There is no dress code to participate in the examination. Please be aware that some examination rooms might be rather cool or warm and prepare accordingly.

Top of Page

INTERVIEW AND ADDITIONAL TESTS

Q :  What is the structure of the competency-based interviews?
A :
The interview includes questions on expected competencies as a candidate for a language post, as well as a candidate for a job at the United Nations. These are listed in the announcement of the examination. Portions of the interview may be conducted in the language of the competitive examination you applied for. You can find more information on competency-based interviews. Additional skills test may be conducted on the same day as the interview.

Top of Page

Examination Results

Q :  When should I expect the results of the examination and how will I be notified?
A :
The marking of career-specific skills tests can take several months. You will be notified in writing via e-mail. The application numbers of candidates invited to the competency-based interviews are also published in the Information for candidates section. The interviews usually take place 1-2 months after the marking of the last set of career-specific skills tests.
Q :  How do I inform you of changes in my contact details, such as my e-mail address?
A :
Please email celp@un.org indicating your full name, application number and updated contact details.
Q :  I passed the career-specific skills test but not the competency-based interview. Do I need to repeat both parts at a subsequent examination?
A :
Unfortunately, yes, as each examination is different. You will need to go through the entire examination process again, starting with the submission of your application. Results from one examination do not carry over to another.
Q :  I failed the CELP three times. Can I still apply for the next one?
A :
Yes, you can. There is no limit to the number of times you can apply or take the exam.

Top of Page

Career prospects

Q :  Where can I expect to get a job if I pass a CELP?
A :
There are language positions at United Nations Headquarters in New York, the United Nations Offices in Geneva, Nairobi and Vienna, and the Regional Commissions in Addis Ababa Bangkok, Beirut and Santiago. Candidates who pass a CELP are placed on a roster for the corresponding language and function. When vacancies occur at any one of the above locations, the most suitable candidate in terms of relevant skills and experience is contacted and offered the position. Not all language functions or language combinations are required at each location, and the specialized subject-matter knowledge required also varies from one duty station to another.
Q :  When can I expect to get a job if I pass a CELP?
A :
The amount of time between passing the exam and receiving an offer for a specific position varies and is determined by the needs of the Organization. Vacancies may arise very soon after the examination results are issued or several years later. Make sure you keep your profile in Inspira up to date.

You may be offered a temporary appointment or contractual work in the meantime. This in no way affects your prospects of being offered a position.
Q :  What happens if I turn down the offer of a position?
A :
If you receive an offer of appointment to a position for an initial trial period of two years, you are strongly encouraged to accept it, as declining may affect your prospects of receiving a subsequent offer.
Q :  How long will my initial contract be?
A :
Language staff are normally offered an initial fixed-term appointment at the P-2 level for a trial period of two years. Upon satisfactory completion of this trial period, they may be promoted to the P-3 level. Fixed-term appointments of language staff whose performance does not meet requirements will not be extended after the trial period.

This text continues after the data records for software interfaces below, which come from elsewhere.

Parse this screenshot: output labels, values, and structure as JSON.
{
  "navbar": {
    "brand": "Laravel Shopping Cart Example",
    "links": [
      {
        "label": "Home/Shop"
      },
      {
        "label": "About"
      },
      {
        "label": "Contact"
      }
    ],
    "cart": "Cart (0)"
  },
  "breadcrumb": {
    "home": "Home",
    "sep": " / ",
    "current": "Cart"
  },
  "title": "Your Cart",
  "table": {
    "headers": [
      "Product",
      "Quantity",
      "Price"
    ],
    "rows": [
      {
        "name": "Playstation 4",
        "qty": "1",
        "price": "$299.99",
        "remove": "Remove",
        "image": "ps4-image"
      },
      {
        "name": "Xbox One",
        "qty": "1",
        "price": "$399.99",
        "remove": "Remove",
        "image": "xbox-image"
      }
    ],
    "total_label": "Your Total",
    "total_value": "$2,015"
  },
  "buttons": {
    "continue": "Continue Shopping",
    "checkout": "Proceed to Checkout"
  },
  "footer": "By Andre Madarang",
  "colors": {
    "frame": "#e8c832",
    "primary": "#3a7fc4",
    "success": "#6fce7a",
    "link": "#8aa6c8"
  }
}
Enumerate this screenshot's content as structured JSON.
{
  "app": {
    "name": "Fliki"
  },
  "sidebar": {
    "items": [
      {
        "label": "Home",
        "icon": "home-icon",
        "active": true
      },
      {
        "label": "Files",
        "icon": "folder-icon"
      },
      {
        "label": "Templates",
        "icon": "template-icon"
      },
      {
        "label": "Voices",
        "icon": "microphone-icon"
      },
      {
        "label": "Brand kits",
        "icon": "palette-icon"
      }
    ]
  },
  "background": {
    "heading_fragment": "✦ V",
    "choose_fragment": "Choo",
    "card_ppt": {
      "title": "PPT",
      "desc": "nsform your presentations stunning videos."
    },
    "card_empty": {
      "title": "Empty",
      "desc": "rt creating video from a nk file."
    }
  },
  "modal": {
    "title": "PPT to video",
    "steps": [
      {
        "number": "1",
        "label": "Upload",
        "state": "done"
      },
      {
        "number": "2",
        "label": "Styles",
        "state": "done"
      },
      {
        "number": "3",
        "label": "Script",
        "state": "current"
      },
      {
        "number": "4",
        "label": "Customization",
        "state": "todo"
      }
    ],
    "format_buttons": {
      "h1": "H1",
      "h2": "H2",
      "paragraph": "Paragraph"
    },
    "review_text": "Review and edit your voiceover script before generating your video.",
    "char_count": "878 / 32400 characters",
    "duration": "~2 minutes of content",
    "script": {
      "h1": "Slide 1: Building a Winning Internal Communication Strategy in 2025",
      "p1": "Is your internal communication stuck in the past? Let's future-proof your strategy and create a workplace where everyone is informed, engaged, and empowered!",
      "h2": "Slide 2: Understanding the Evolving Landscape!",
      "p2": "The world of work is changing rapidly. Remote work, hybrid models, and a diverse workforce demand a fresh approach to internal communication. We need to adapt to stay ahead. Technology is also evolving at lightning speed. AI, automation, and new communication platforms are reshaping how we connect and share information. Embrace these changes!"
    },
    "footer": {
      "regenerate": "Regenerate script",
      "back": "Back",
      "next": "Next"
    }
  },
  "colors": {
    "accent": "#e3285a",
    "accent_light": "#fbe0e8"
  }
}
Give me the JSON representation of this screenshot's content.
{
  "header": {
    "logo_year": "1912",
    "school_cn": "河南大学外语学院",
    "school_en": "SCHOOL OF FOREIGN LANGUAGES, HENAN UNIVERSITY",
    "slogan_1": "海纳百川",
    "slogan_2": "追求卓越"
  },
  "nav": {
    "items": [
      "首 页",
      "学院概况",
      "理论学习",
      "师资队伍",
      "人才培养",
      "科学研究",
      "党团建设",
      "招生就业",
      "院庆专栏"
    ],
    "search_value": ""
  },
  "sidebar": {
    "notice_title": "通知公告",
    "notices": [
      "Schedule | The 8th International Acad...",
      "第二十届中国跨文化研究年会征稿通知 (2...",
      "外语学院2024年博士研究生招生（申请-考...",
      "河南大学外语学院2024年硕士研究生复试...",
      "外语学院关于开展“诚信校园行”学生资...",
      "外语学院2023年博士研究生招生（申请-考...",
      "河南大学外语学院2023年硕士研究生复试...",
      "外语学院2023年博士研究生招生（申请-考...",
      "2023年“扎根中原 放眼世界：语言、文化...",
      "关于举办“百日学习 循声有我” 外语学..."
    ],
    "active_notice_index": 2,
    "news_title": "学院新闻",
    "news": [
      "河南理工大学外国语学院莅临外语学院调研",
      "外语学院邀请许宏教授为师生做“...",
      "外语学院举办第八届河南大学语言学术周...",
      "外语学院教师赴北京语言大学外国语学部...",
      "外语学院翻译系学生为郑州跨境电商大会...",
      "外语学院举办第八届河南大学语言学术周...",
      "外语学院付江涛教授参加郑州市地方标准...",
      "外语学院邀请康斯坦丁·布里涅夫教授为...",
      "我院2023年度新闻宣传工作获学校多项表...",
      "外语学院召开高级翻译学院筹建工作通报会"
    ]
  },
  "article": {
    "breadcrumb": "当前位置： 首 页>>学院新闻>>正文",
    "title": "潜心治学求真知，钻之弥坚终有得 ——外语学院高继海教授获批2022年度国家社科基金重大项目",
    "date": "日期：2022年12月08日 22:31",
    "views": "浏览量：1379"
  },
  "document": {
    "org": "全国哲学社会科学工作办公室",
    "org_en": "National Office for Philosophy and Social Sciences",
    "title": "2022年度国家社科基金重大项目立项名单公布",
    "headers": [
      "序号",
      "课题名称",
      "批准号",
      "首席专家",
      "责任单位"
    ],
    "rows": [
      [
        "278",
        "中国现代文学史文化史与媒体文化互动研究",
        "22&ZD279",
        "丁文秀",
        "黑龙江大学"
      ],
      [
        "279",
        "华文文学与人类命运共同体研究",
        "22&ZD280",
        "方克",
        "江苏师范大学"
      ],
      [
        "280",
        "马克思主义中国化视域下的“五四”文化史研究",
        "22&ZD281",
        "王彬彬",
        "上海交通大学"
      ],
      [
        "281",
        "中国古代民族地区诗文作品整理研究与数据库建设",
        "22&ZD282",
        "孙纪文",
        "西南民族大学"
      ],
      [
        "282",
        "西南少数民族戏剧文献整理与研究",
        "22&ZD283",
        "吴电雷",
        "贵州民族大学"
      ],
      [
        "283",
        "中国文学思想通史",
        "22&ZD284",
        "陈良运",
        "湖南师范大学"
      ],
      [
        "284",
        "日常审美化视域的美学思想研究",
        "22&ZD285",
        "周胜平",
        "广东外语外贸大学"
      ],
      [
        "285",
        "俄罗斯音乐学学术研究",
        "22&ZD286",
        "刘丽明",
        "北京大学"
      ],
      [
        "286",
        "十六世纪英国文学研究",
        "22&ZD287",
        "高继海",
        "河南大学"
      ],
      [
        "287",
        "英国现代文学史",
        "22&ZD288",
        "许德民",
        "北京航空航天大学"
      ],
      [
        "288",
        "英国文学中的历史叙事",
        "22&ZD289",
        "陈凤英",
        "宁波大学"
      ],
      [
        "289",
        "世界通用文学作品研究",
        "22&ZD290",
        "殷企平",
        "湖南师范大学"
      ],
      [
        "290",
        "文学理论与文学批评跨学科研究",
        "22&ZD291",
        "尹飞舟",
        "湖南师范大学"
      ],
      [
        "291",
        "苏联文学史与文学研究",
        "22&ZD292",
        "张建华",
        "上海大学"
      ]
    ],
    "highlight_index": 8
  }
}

Top of Page

Last updated on 4 October 2021
Join the United Nations
Talent Pool
Home | Privacy notice | Site map | Fraud alert | Contact Us
Copyright 2022 United Nations. All rights reserved